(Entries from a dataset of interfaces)
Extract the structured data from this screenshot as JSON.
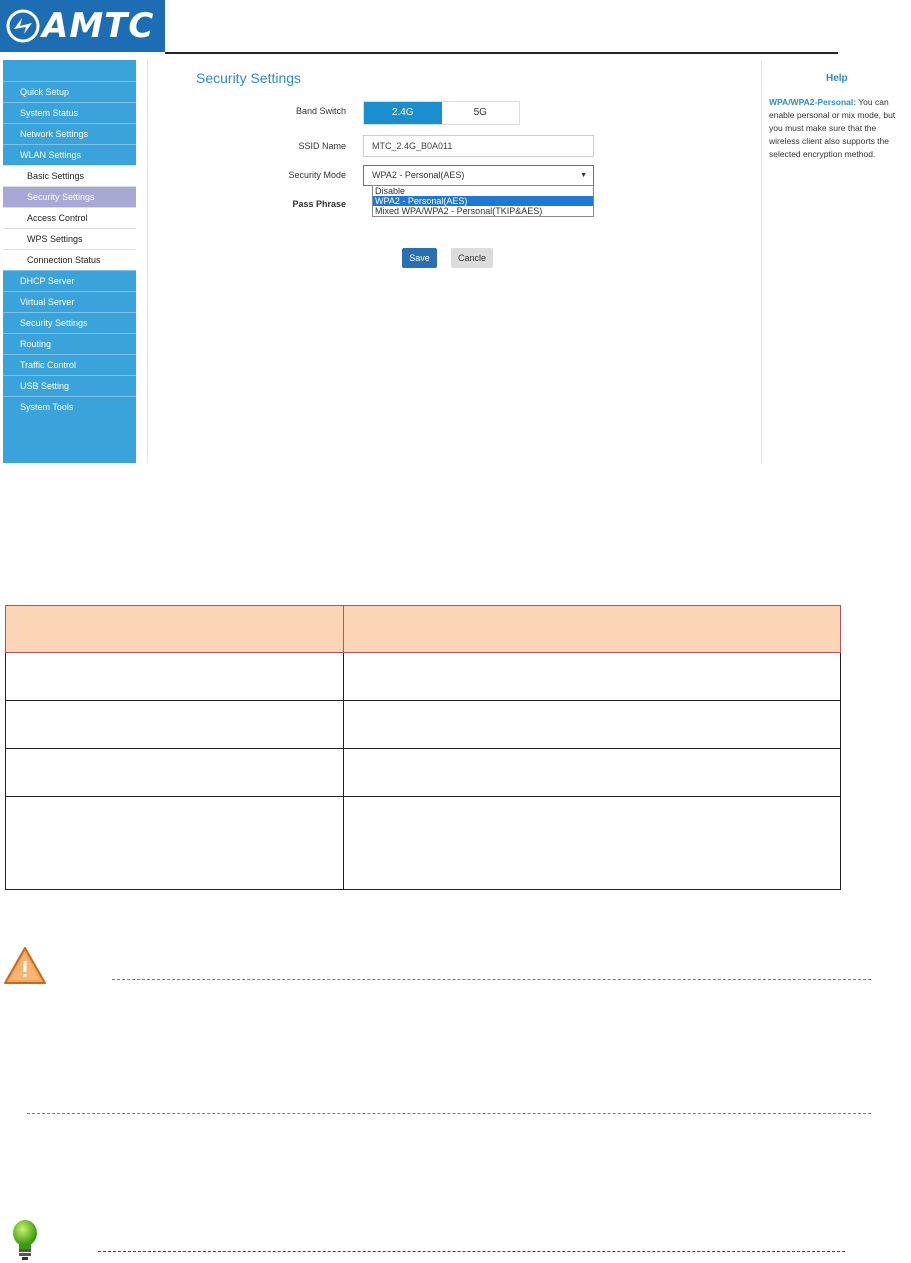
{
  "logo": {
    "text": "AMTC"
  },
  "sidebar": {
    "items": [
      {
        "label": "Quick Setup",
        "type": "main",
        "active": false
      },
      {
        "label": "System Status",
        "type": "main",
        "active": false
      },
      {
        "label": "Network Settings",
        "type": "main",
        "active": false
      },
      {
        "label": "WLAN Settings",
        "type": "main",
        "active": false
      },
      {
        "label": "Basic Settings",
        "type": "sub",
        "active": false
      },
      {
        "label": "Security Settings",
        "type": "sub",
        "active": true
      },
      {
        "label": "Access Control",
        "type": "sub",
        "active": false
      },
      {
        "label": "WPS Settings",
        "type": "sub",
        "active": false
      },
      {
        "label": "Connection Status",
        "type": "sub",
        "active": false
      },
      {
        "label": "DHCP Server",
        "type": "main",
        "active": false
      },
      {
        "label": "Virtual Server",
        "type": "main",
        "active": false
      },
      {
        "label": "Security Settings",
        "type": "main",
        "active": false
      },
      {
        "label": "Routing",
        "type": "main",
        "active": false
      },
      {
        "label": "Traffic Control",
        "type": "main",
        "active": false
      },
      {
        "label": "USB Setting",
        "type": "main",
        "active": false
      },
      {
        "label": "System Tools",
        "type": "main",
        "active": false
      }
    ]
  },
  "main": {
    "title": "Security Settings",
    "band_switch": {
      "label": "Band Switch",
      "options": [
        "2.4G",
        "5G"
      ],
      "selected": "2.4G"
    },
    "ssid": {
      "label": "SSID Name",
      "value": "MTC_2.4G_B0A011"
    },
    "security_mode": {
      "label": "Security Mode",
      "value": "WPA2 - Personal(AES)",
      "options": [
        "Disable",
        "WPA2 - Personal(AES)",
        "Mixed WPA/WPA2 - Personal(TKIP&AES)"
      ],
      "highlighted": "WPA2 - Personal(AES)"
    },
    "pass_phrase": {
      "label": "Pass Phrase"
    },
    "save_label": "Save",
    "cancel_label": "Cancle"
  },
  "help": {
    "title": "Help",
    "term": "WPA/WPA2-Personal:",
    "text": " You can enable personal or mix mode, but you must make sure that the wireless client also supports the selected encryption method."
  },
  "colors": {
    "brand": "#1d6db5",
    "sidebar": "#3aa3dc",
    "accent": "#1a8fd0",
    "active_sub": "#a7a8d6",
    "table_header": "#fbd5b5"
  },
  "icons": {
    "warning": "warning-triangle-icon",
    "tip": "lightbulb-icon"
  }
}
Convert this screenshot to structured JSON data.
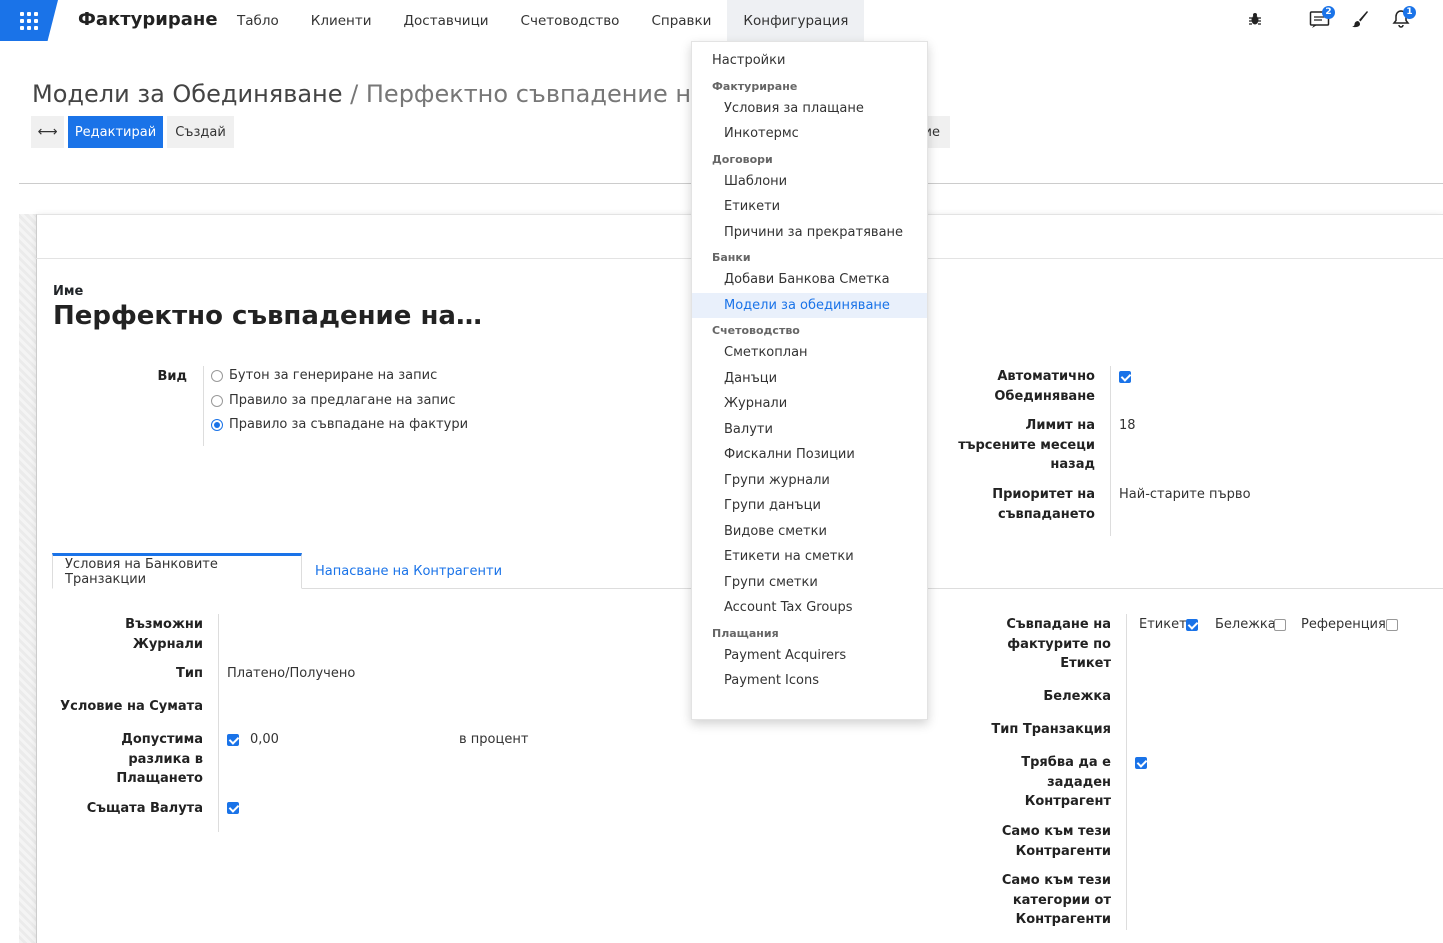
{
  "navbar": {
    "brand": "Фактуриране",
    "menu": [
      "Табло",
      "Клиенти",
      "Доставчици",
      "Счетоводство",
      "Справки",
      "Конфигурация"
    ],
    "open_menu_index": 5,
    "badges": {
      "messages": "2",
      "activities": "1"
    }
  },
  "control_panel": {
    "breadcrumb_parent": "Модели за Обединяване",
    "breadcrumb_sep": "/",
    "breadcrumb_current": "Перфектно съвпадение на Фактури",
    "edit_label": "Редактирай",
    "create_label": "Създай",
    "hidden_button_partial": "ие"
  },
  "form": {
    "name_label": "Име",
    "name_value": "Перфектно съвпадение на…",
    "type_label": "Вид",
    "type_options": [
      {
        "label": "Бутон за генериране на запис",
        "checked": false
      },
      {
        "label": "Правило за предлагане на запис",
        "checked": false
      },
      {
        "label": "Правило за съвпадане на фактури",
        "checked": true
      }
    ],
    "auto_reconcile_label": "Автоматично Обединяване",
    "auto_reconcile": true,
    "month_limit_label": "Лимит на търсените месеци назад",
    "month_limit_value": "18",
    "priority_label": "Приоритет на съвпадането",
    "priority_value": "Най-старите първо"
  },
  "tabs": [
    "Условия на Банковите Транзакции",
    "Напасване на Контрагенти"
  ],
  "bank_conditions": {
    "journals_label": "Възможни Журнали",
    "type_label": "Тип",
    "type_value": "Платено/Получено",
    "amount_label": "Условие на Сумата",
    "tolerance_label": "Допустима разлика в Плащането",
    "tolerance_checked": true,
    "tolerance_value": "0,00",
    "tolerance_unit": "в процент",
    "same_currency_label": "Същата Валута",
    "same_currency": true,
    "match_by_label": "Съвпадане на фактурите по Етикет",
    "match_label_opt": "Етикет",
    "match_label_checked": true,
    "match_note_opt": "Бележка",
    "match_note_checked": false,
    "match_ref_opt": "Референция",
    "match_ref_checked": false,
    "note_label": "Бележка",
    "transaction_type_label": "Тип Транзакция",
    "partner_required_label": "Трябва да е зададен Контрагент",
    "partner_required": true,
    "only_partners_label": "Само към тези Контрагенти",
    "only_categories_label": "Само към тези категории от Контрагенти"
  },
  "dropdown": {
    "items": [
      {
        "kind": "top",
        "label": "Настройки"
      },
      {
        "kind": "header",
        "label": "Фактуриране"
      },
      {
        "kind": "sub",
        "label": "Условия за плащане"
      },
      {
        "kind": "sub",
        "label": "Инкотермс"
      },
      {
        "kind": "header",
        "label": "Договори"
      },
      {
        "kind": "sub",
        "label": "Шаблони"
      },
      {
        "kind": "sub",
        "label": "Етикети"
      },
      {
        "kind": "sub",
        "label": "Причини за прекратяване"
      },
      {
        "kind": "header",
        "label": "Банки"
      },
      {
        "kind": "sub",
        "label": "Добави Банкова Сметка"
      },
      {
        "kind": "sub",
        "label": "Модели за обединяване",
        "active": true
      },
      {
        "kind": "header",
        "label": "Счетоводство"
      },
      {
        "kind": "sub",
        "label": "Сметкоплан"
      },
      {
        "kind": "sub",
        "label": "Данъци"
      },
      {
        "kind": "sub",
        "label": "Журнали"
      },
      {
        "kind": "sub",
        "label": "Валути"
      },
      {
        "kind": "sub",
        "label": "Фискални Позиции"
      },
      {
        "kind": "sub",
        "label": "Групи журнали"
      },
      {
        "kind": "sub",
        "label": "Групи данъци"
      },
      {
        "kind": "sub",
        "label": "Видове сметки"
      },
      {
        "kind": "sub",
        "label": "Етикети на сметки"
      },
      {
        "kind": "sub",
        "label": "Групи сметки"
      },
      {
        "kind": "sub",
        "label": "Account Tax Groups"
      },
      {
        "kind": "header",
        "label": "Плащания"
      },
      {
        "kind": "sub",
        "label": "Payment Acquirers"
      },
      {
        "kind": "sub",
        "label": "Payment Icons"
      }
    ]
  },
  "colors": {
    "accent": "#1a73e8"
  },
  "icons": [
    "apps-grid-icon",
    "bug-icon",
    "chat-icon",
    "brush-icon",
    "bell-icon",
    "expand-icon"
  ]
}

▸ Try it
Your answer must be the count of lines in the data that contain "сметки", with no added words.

▸ Result
3